··· RECORDS PROVIDED
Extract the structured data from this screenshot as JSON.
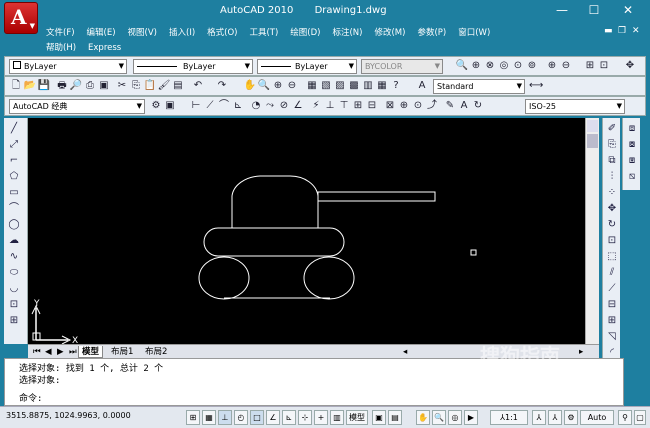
{
  "title": {
    "app": "AutoCAD 2010",
    "doc": "Drawing1.dwg"
  },
  "menu": {
    "row1": [
      "文件(F)",
      "编辑(E)",
      "视图(V)",
      "插入(I)",
      "格式(O)",
      "工具(T)",
      "绘图(D)",
      "标注(N)",
      "修改(M)",
      "参数(P)",
      "窗口(W)"
    ],
    "row2": [
      "帮助(H)",
      "Express"
    ]
  },
  "properties": {
    "layer": "ByLayer",
    "linetype": "ByLayer",
    "lineweight": "ByLayer",
    "color": "BYCOLOR"
  },
  "styles": {
    "text_style": "Standard",
    "dim_style": "ISO-25"
  },
  "workspace": "AutoCAD 经典",
  "layout_tabs": [
    "模型",
    "布局1",
    "布局2"
  ],
  "command": {
    "history": [
      "选择对象: 找到 1 个, 总计 2 个",
      "选择对象:"
    ],
    "prompt": "命令:"
  },
  "status": {
    "coords": "3515.8875, 1024.9963, 0.0000",
    "model_label": "模型",
    "scale": "1:1",
    "auto": "Auto"
  },
  "watermark": "搜狗指南",
  "axis": {
    "y": "Y",
    "x": "X"
  },
  "colors": {
    "title_bg": "#1e7fa0",
    "canvas_bg": "#000000",
    "drawing": "#ffffff",
    "app_button": "#c62828"
  },
  "icons": {
    "app": "A",
    "minimize": "—",
    "maximize": "☐",
    "close": "✕"
  }
}
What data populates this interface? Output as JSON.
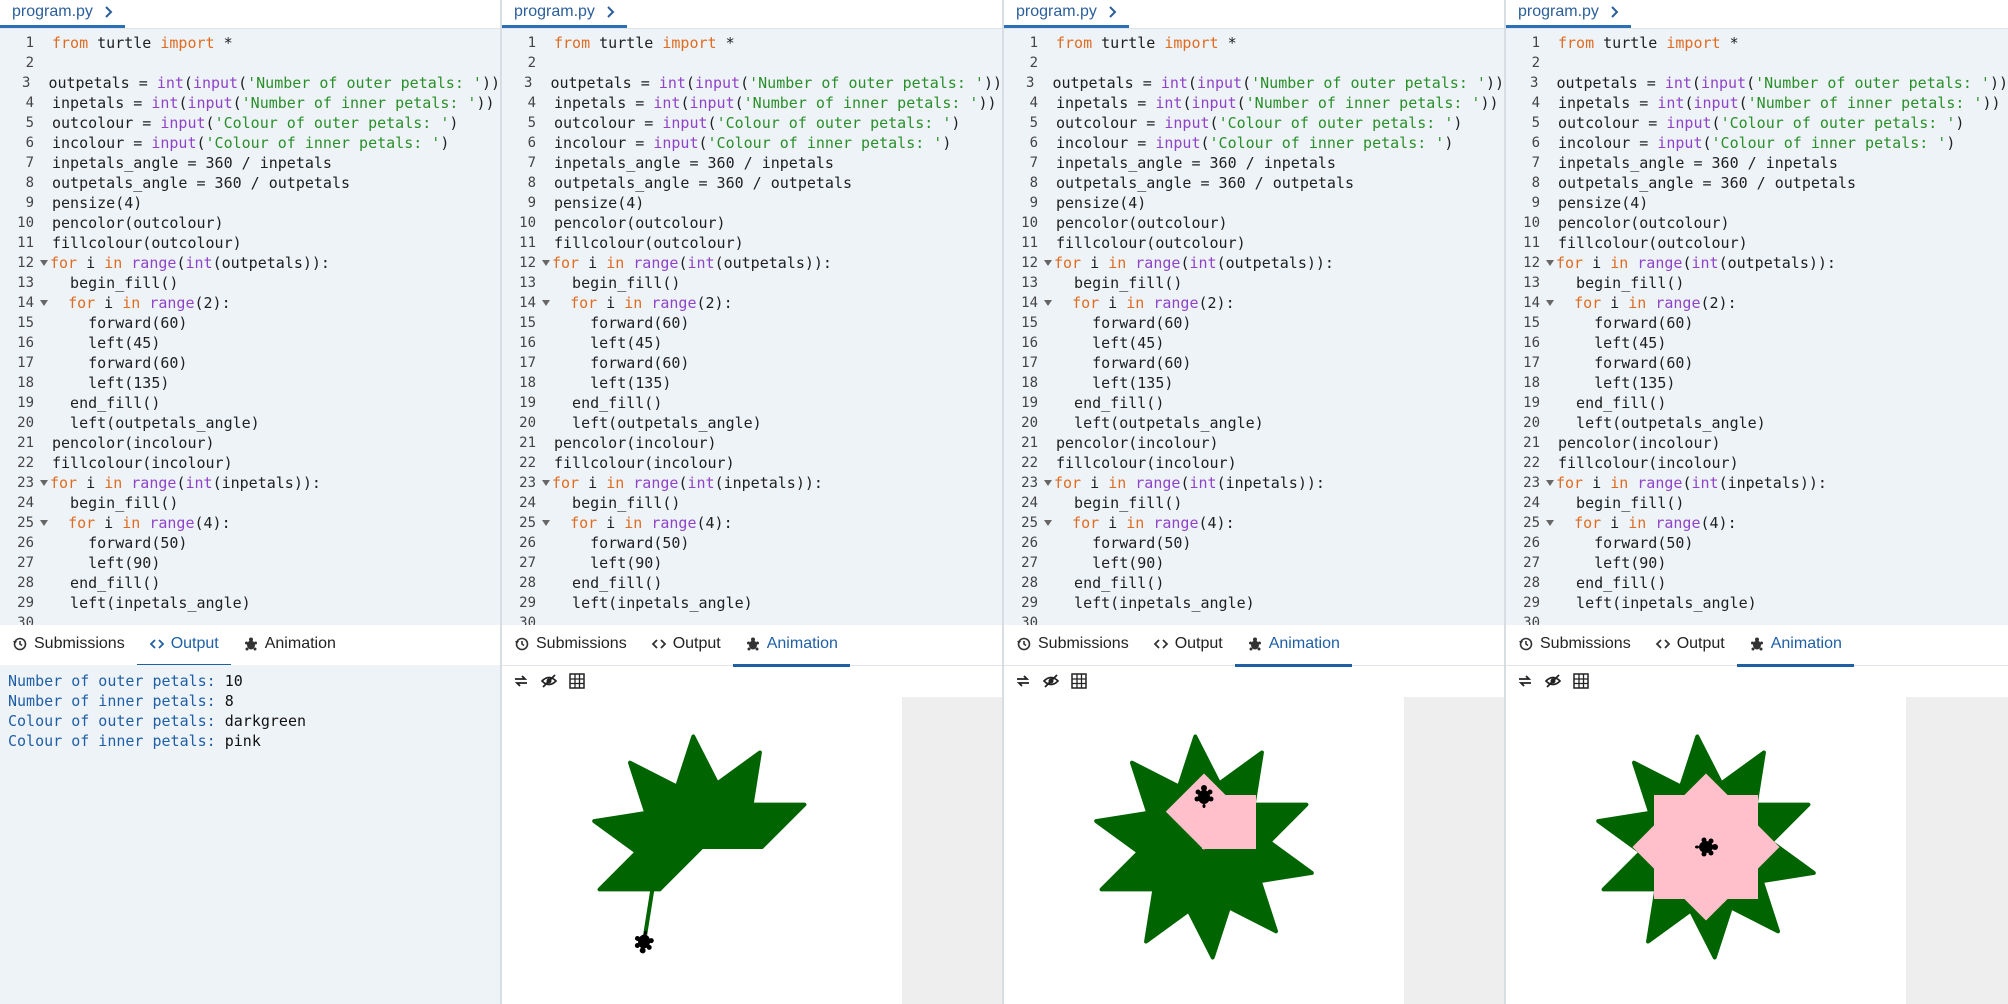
{
  "file_tab": {
    "label": "program.py"
  },
  "code_lines": [
    "from turtle import *",
    "",
    "outpetals = int(input('Number of outer petals: '))",
    "inpetals = int(input('Number of inner petals: '))",
    "outcolour = input('Colour of outer petals: ')",
    "incolour = input('Colour of inner petals: ')",
    "inpetals_angle = 360 / inpetals",
    "outpetals_angle = 360 / outpetals",
    "pensize(4)",
    "pencolor(outcolour)",
    "fillcolour(outcolour)",
    "for i in range(int(outpetals)):",
    "  begin_fill()",
    "  for i in range(2):",
    "    forward(60)",
    "    left(45)",
    "    forward(60)",
    "    left(135)",
    "  end_fill()",
    "  left(outpetals_angle)",
    "pencolor(incolour)",
    "fillcolour(incolour)",
    "for i in range(int(inpetals)):",
    "  begin_fill()",
    "  for i in range(4):",
    "    forward(50)",
    "    left(90)",
    "  end_fill()",
    "  left(inpetals_angle)",
    ""
  ],
  "tabs": {
    "submissions": "Submissions",
    "output": "Output",
    "animation": "Animation"
  },
  "output": {
    "lines": [
      {
        "label": "Number of outer petals: ",
        "value": "10"
      },
      {
        "label": "Number of inner petals: ",
        "value": "8"
      },
      {
        "label": "Colour of outer petals: ",
        "value": "darkgreen"
      },
      {
        "label": "Colour of inner petals: ",
        "value": "pink"
      }
    ]
  },
  "colors": {
    "outer": "#006400",
    "inner": "#ffc0cb",
    "accent": "#1f5fa6"
  },
  "panels": [
    {
      "active_tab": "output"
    },
    {
      "active_tab": "animation",
      "outer_petals_done": 6,
      "inner_petals_done": 0
    },
    {
      "active_tab": "animation",
      "outer_petals_done": 10,
      "inner_petals_done": 2
    },
    {
      "active_tab": "animation",
      "outer_petals_done": 10,
      "inner_petals_done": 8
    }
  ]
}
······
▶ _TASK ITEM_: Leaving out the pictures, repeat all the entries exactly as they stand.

▶ _ANSWER TO THIS EXERCISE_:
Extract the structured data from this screenshot as JSON.
{
  "title": {
    "app": "AutoCAD 2010",
    "doc": "Drawing1.dwg"
  },
  "menu": {
    "row1": [
      "文件(F)",
      "编辑(E)",
      "视图(V)",
      "插入(I)",
      "格式(O)",
      "工具(T)",
      "绘图(D)",
      "标注(N)",
      "修改(M)",
      "参数(P)",
      "窗口(W)"
    ],
    "row2": [
      "帮助(H)",
      "Express"
    ]
  },
  "properties": {
    "layer": "ByLayer",
    "linetype": "ByLayer",
    "lineweight": "ByLayer",
    "color": "BYCOLOR"
  },
  "styles": {
    "text_style": "Standard",
    "dim_style": "ISO-25"
  },
  "workspace": "AutoCAD 经典",
  "layout_tabs": [
    "模型",
    "布局1",
    "布局2"
  ],
  "command": {
    "history": [
      "选择对象: 找到 1 个, 总计 2 个",
      "选择对象:"
    ],
    "prompt": "命令:"
  },
  "status": {
    "coords": "3515.8875, 1024.9963, 0.0000",
    "model_label": "模型",
    "scale": "1:1",
    "auto": "Auto"
  },
  "watermark": "搜狗指南",
  "axis": {
    "y": "Y",
    "x": "X"
  },
  "colors": {
    "title_bg": "#1e7fa0",
    "canvas_bg": "#000000",
    "drawing": "#ffffff",
    "app_button": "#c62828"
  },
  "icons": {
    "app": "A",
    "minimize": "—",
    "maximize": "☐",
    "close": "✕"
  }
}
What data populates this interface? Output as JSON.
{
  "file_tab": {
    "label": "program.py"
  },
  "code_lines": [
    "from turtle import *",
    "",
    "outpetals = int(input('Number of outer petals: '))",
    "inpetals = int(input('Number of inner petals: '))",
    "outcolour = input('Colour of outer petals: ')",
    "incolour = input('Colour of inner petals: ')",
    "inpetals_angle = 360 / inpetals",
    "outpetals_angle = 360 / outpetals",
    "pensize(4)",
    "pencolor(outcolour)",
    "fillcolour(outcolour)",
    "for i in range(int(outpetals)):",
    "  begin_fill()",
    "  for i in range(2):",
    "    forward(60)",
    "    left(45)",
    "    forward(60)",
    "    left(135)",
    "  end_fill()",
    "  left(outpetals_angle)",
    "pencolor(incolour)",
    "fillcolour(incolour)",
    "for i in range(int(inpetals)):",
    "  begin_fill()",
    "  for i in range(4):",
    "    forward(50)",
    "    left(90)",
    "  end_fill()",
    "  left(inpetals_angle)",
    ""
  ],
  "tabs": {
    "submissions": "Submissions",
    "output": "Output",
    "animation": "Animation"
  },
  "output": {
    "lines": [
      {
        "label": "Number of outer petals: ",
        "value": "10"
      },
      {
        "label": "Number of inner petals: ",
        "value": "8"
      },
      {
        "label": "Colour of outer petals: ",
        "value": "darkgreen"
      },
      {
        "label": "Colour of inner petals: ",
        "value": "pink"
      }
    ]
  },
  "colors": {
    "outer": "#006400",
    "inner": "#ffc0cb",
    "accent": "#1f5fa6"
  },
  "panels": [
    {
      "active_tab": "output"
    },
    {
      "active_tab": "animation",
      "outer_petals_done": 6,
      "inner_petals_done": 0
    },
    {
      "active_tab": "animation",
      "outer_petals_done": 10,
      "inner_petals_done": 2
    },
    {
      "active_tab": "animation",
      "outer_petals_done": 10,
      "inner_petals_done": 8
    }
  ]
}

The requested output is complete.